▶ [REQUIRED WORK] Beginning with the first entry, set down each one exactly as shown.
-----
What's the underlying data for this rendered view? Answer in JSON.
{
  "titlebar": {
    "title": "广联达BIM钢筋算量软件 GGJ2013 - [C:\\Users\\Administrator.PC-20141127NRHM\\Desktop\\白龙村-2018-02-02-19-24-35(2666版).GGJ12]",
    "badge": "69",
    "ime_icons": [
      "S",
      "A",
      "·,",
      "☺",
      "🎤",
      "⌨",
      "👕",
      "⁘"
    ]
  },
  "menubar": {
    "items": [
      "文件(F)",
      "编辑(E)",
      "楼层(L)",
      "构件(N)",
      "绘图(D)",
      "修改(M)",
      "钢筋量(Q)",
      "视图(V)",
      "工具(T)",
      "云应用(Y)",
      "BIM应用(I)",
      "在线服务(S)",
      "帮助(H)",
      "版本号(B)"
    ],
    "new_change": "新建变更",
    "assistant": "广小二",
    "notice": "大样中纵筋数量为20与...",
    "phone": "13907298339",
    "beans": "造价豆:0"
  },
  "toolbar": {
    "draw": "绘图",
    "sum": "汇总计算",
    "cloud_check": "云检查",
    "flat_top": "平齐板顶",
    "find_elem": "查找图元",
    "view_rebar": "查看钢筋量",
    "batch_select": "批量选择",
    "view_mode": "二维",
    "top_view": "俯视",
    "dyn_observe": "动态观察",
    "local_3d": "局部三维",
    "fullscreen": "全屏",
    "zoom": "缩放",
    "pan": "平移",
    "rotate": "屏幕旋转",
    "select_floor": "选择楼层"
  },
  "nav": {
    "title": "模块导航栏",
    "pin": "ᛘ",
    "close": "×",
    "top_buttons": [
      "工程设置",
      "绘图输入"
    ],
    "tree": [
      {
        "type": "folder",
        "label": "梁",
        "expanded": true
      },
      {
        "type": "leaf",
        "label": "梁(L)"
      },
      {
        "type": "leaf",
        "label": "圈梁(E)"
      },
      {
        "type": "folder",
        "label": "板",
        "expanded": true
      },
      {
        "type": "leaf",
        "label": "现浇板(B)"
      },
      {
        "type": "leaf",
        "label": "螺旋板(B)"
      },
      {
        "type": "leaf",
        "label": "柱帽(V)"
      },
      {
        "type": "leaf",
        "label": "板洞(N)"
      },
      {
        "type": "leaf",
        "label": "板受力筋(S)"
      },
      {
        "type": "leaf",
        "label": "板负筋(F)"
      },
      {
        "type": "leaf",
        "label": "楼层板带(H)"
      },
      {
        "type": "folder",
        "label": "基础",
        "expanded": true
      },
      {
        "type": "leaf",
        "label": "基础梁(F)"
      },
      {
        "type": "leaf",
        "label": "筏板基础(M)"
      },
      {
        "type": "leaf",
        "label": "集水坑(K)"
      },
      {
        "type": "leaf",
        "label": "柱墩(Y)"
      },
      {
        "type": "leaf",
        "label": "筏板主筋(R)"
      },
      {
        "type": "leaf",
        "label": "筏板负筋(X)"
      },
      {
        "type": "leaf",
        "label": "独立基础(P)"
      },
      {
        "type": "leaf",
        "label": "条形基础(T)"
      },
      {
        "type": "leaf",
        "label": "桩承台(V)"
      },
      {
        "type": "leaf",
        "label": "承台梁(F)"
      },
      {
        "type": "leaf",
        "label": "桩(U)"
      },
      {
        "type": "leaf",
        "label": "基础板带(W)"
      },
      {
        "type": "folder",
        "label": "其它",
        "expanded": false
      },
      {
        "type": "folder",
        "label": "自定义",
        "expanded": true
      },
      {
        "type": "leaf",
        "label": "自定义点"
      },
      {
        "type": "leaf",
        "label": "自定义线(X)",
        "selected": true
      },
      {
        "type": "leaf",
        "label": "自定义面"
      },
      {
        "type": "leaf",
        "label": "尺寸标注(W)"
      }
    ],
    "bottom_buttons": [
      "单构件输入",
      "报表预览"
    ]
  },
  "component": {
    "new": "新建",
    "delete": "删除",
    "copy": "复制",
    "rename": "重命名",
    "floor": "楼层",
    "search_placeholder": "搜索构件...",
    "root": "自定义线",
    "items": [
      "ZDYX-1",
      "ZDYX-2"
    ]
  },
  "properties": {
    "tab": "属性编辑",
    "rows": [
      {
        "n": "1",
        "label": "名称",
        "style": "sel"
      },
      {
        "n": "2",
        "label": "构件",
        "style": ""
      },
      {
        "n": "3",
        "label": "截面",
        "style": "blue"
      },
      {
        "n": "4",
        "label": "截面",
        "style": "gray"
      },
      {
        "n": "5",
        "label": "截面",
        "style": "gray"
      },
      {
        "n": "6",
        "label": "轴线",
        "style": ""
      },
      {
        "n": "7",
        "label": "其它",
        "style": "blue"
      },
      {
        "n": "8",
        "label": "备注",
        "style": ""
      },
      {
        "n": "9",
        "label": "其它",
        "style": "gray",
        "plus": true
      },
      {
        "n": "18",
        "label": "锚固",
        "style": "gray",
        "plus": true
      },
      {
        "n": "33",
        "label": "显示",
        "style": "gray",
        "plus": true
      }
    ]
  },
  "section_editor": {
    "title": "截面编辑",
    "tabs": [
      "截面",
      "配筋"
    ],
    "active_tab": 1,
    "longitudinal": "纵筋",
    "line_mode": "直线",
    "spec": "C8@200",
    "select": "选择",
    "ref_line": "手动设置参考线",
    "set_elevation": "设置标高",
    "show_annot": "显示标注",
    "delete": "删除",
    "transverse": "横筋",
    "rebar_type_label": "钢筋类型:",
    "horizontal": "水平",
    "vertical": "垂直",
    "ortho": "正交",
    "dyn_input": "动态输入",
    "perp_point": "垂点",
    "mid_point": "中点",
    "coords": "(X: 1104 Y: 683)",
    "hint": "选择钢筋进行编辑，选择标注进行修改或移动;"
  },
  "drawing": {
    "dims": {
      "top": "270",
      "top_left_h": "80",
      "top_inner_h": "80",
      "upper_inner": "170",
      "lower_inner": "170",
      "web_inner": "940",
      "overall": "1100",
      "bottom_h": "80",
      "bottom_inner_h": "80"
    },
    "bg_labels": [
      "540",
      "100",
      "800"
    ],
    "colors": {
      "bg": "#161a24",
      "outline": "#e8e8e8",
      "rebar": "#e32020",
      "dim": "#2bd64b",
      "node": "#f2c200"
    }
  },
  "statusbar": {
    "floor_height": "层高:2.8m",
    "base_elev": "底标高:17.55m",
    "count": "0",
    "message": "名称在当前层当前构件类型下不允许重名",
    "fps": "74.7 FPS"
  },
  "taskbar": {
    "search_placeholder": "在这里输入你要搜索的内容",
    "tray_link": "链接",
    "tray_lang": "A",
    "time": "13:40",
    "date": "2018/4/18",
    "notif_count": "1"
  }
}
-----
▶ [THE COMPLETED TASK]
What's the underlying data for this rendered view? Answer in JSON.
{
  "titlebar": {
    "title": "广联达BIM钢筋算量软件 GGJ2013 - [C:\\Users\\Administrator.PC-20141127NRHM\\Desktop\\白龙村-2018-02-02-19-24-35(2666版).GGJ12]",
    "badge": "69",
    "ime_icons": [
      "S",
      "A",
      "·,",
      "☺",
      "🎤",
      "⌨",
      "👕",
      "⁘"
    ]
  },
  "menubar": {
    "items": [
      "文件(F)",
      "编辑(E)",
      "楼层(L)",
      "构件(N)",
      "绘图(D)",
      "修改(M)",
      "钢筋量(Q)",
      "视图(V)",
      "工具(T)",
      "云应用(Y)",
      "BIM应用(I)",
      "在线服务(S)",
      "帮助(H)",
      "版本号(B)"
    ],
    "new_change": "新建变更",
    "assistant": "广小二",
    "notice": "大样中纵筋数量为20与...",
    "phone": "13907298339",
    "beans": "造价豆:0"
  },
  "toolbar": {
    "draw": "绘图",
    "sum": "汇总计算",
    "cloud_check": "云检查",
    "flat_top": "平齐板顶",
    "find_elem": "查找图元",
    "view_rebar": "查看钢筋量",
    "batch_select": "批量选择",
    "view_mode": "二维",
    "top_view": "俯视",
    "dyn_observe": "动态观察",
    "local_3d": "局部三维",
    "fullscreen": "全屏",
    "zoom": "缩放",
    "pan": "平移",
    "rotate": "屏幕旋转",
    "select_floor": "选择楼层"
  },
  "nav": {
    "title": "模块导航栏",
    "pin": "ᛘ",
    "close": "×",
    "top_buttons": [
      "工程设置",
      "绘图输入"
    ],
    "tree": [
      {
        "type": "folder",
        "label": "梁",
        "expanded": true
      },
      {
        "type": "leaf",
        "label": "梁(L)"
      },
      {
        "type": "leaf",
        "label": "圈梁(E)"
      },
      {
        "type": "folder",
        "label": "板",
        "expanded": true
      },
      {
        "type": "leaf",
        "label": "现浇板(B)"
      },
      {
        "type": "leaf",
        "label": "螺旋板(B)"
      },
      {
        "type": "leaf",
        "label": "柱帽(V)"
      },
      {
        "type": "leaf",
        "label": "板洞(N)"
      },
      {
        "type": "leaf",
        "label": "板受力筋(S)"
      },
      {
        "type": "leaf",
        "label": "板负筋(F)"
      },
      {
        "type": "leaf",
        "label": "楼层板带(H)"
      },
      {
        "type": "folder",
        "label": "基础",
        "expanded": true
      },
      {
        "type": "leaf",
        "label": "基础梁(F)"
      },
      {
        "type": "leaf",
        "label": "筏板基础(M)"
      },
      {
        "type": "leaf",
        "label": "集水坑(K)"
      },
      {
        "type": "leaf",
        "label": "柱墩(Y)"
      },
      {
        "type": "leaf",
        "label": "筏板主筋(R)"
      },
      {
        "type": "leaf",
        "label": "筏板负筋(X)"
      },
      {
        "type": "leaf",
        "label": "独立基础(P)"
      },
      {
        "type": "leaf",
        "label": "条形基础(T)"
      },
      {
        "type": "leaf",
        "label": "桩承台(V)"
      },
      {
        "type": "leaf",
        "label": "承台梁(F)"
      },
      {
        "type": "leaf",
        "label": "桩(U)"
      },
      {
        "type": "leaf",
        "label": "基础板带(W)"
      },
      {
        "type": "folder",
        "label": "其它",
        "expanded": false
      },
      {
        "type": "folder",
        "label": "自定义",
        "expanded": true
      },
      {
        "type": "leaf",
        "label": "自定义点"
      },
      {
        "type": "leaf",
        "label": "自定义线(X)",
        "selected": true
      },
      {
        "type": "leaf",
        "label": "自定义面"
      },
      {
        "type": "leaf",
        "label": "尺寸标注(W)"
      }
    ],
    "bottom_buttons": [
      "单构件输入",
      "报表预览"
    ]
  },
  "component": {
    "new": "新建",
    "delete": "删除",
    "copy": "复制",
    "rename": "重命名",
    "floor": "楼层",
    "search_placeholder": "搜索构件...",
    "root": "自定义线",
    "items": [
      "ZDYX-1",
      "ZDYX-2"
    ]
  },
  "properties": {
    "tab": "属性编辑",
    "rows": [
      {
        "n": "1",
        "label": "名称",
        "style": "sel"
      },
      {
        "n": "2",
        "label": "构件",
        "style": ""
      },
      {
        "n": "3",
        "label": "截面",
        "style": "blue"
      },
      {
        "n": "4",
        "label": "截面",
        "style": "gray"
      },
      {
        "n": "5",
        "label": "截面",
        "style": "gray"
      },
      {
        "n": "6",
        "label": "轴线",
        "style": ""
      },
      {
        "n": "7",
        "label": "其它",
        "style": "blue"
      },
      {
        "n": "8",
        "label": "备注",
        "style": ""
      },
      {
        "n": "9",
        "label": "其它",
        "style": "gray",
        "plus": true
      },
      {
        "n": "18",
        "label": "锚固",
        "style": "gray",
        "plus": true
      },
      {
        "n": "33",
        "label": "显示",
        "style": "gray",
        "plus": true
      }
    ]
  },
  "section_editor": {
    "title": "截面编辑",
    "tabs": [
      "截面",
      "配筋"
    ],
    "active_tab": 1,
    "longitudinal": "纵筋",
    "line_mode": "直线",
    "spec": "C8@200",
    "select": "选择",
    "ref_line": "手动设置参考线",
    "set_elevation": "设置标高",
    "show_annot": "显示标注",
    "delete": "删除",
    "transverse": "横筋",
    "rebar_type_label": "钢筋类型:",
    "horizontal": "水平",
    "vertical": "垂直",
    "ortho": "正交",
    "dyn_input": "动态输入",
    "perp_point": "垂点",
    "mid_point": "中点",
    "coords": "(X: 1104 Y: 683)",
    "hint": "选择钢筋进行编辑，选择标注进行修改或移动;"
  },
  "drawing": {
    "dims": {
      "top": "270",
      "top_left_h": "80",
      "top_inner_h": "80",
      "upper_inner": "170",
      "lower_inner": "170",
      "web_inner": "940",
      "overall": "1100",
      "bottom_h": "80",
      "bottom_inner_h": "80"
    },
    "bg_labels": [
      "540",
      "100",
      "800"
    ],
    "colors": {
      "bg": "#161a24",
      "outline": "#e8e8e8",
      "rebar": "#e32020",
      "dim": "#2bd64b",
      "node": "#f2c200"
    }
  },
  "statusbar": {
    "floor_height": "层高:2.8m",
    "base_elev": "底标高:17.55m",
    "count": "0",
    "message": "名称在当前层当前构件类型下不允许重名",
    "fps": "74.7 FPS"
  },
  "taskbar": {
    "search_placeholder": "在这里输入你要搜索的内容",
    "tray_link": "链接",
    "tray_lang": "A",
    "time": "13:40",
    "date": "2018/4/18",
    "notif_count": "1"
  }
}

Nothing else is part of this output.